Timoner does an amazing job getting uncensored and unaltered footage. What we are seeing is who Brand is. Maybe it’s not what he wants us to see but as the years go by and Brand becomes less enamored with his fame, he becomes less aware of promoting a certain image.

The biggest fault of the film is the bloated run time of two hours. While Brand is fascinating and there is definitely more than enough material to fill that time, the film starts to meander and lose steam right at the peak of Brand’s activism and life. The same events are happening. Brand says something insightful, conservatives disagree and mock him, then Brand fires back with something witty. This is the whole last hour. While it is very entertaining, you wish it were a little tighter.

All in all, Russell Brand: A Second Coming does what a documentary should do. It peaks into someone’s life who is trying to be bigger than life. Throughout the film, Brand compares himself to Ghandi, Jesus, Malcolm X and many more. Whether or not he is serious about these comparisons is up to the eye of the beholder, but he speaks about all of them containing the two traits he is so easily associated with: Egotism and Narcissism. “To change the world you have to be an egomaniac and a narcissist” Brand says in the film.
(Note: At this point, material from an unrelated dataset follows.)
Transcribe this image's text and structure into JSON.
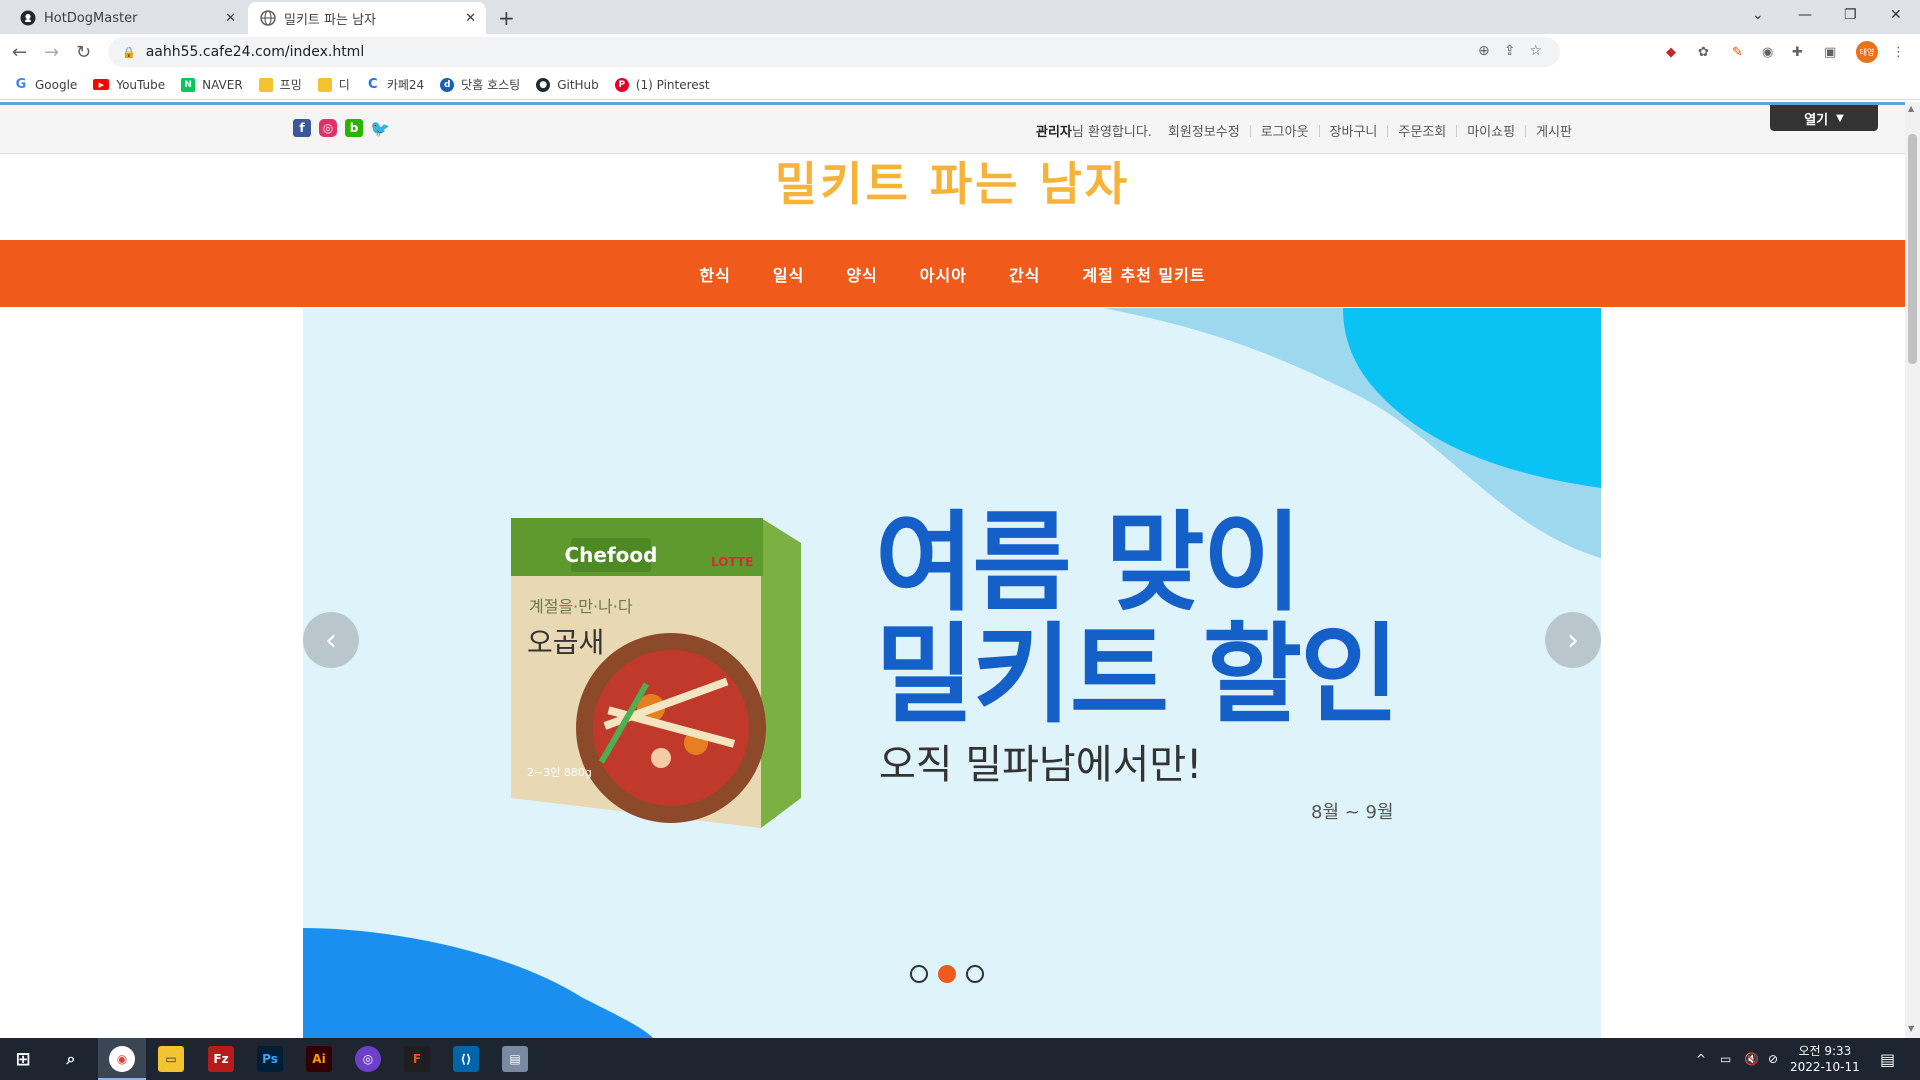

While Brand might not be able to change the world the way he wants, this film does provide an amazing glimpse into a man who wants nothing more than to leave this world a better place. Is Brand an egomaniac? Of course. A Narcissist? Definitely. Is he causing a Revolution? This documentary made me think maybe, just maybe.